Understanding and Utilising Procurement Spend Data
One of the richest sources of information for improving procurement outcomes is spend data. Analysing it can tell you a lot about which suppliers and categories of purchase are most vital to your business, which is necessary because there's a chance they're not what you think they are.
What is procurement spend and why is analysing it necessary?
Procurement spend is all expenditure on the goods and services to help deliver business operations, but not including those costs which cannot be influenced by the procurement team such as: employee costs, company taxes, levies, etc.
Without a thorough understanding of the procurement spend of an organisation, it's difficult to know the most important suppliers and categories. It's about discovering where your money is actually spent rather than assuming this based on historic spend. For example, a company could think its most important service is engineering, but when it looks at the spend profile it discovers most of the expenditure is related to drilling campaigns. From there they can put more of a focus on its drilling strategies and contracts, to ensure they're getting the right companies on board. So to understand what resources are most vital, what's needed to get a project over the line, or whether it's even feasible, the spend profile has to be analysed.

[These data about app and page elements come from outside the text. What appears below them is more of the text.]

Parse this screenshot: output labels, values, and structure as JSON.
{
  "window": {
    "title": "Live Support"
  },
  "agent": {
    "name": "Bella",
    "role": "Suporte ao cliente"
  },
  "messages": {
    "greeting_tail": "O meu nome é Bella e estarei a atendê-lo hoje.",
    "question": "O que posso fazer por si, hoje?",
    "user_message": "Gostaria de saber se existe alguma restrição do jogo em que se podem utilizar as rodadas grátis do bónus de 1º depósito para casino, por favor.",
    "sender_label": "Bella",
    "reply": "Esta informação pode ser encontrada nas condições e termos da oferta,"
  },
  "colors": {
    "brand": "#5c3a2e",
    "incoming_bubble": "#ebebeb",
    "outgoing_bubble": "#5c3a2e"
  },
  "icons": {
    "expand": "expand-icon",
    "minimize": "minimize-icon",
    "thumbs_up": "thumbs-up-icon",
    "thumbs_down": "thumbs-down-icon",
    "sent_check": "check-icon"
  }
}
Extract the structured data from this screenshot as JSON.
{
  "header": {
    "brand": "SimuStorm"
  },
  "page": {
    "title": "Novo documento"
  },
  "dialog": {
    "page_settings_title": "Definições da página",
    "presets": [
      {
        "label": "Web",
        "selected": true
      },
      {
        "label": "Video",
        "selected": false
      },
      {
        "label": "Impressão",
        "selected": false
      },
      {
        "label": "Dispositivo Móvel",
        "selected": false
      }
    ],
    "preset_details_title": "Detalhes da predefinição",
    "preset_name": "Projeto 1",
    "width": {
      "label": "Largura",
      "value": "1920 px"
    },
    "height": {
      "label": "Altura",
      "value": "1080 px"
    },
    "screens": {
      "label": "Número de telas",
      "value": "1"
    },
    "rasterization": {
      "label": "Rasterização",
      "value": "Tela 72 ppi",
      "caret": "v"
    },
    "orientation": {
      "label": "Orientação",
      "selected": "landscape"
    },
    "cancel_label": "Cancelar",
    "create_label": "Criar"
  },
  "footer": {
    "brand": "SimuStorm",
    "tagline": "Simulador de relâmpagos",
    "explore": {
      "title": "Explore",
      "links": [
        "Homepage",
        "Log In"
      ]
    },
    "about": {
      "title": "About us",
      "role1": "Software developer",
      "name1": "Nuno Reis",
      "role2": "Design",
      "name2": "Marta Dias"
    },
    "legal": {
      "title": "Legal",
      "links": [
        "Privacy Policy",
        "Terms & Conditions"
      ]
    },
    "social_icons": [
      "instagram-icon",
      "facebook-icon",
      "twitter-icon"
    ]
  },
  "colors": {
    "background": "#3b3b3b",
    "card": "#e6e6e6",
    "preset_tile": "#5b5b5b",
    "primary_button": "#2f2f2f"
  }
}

What are the benefits of analysing procurement spend data?
There are many benefits to looking into your spend data.
1. Spending money where it's best spent
Once you understand how you're spending your money, you can work out how to spend it more effectively. For example, say you have a contract in place with a supplier for a certain good, which was subject to a competitive tender process and price negotiations. However, after analysing the spend data, you discover only 60 per cent of the spend is actually going to that supplier, with the rest going to others who you haven't negotiated contracts and pricing. From there, you can work out a process to get all uncontracted spend or leakage either with the contracted supplier as originally intended, or run a new procurement process to formalise agreements with those other suppliers being utilised.
2. Better market research
When you understand your historical spend, you can better plan for future tenders and understand the leverage you have in the market. If you know you spend $10 million a year on a certain good, and you're doing your market research for a new strategy, you can better understand what type of suppliers are able to deliver that level of service and the importance of your contract (or lack thereof) to the industry. As an example, if you're only spending $50,000 a year on a particular service, it would be foolish going out thinking tier one suppliers are going to be fighting over that work.
3. Minimising uncontracted spend
Spending on credit cards or one-off purchase orders as opposed to a contract can present risk, because uncontracted spend doesn't have the same sort of terms and conditions associated with a contract developed for the specific goods or service in mind. As a consequence, if something were to go wrong, it lowers the possibility of achieving a favourable commercial resolution. Analysing the spend data can tell you what proportion of your spend is uncontracted and the value of these goods and services. This analysis can lead to reduction in rogue spend and or identify the need to develop contracts for these goods or services.
If you're ready to get the benefits of understanding your spend data, we are the people to speak to. Procurement Co can conduct spend analysis for you, or even set up a structure so you have better visibility of your expenditure as it occurs. To learn more about what we can do for your business, get in touch with us today.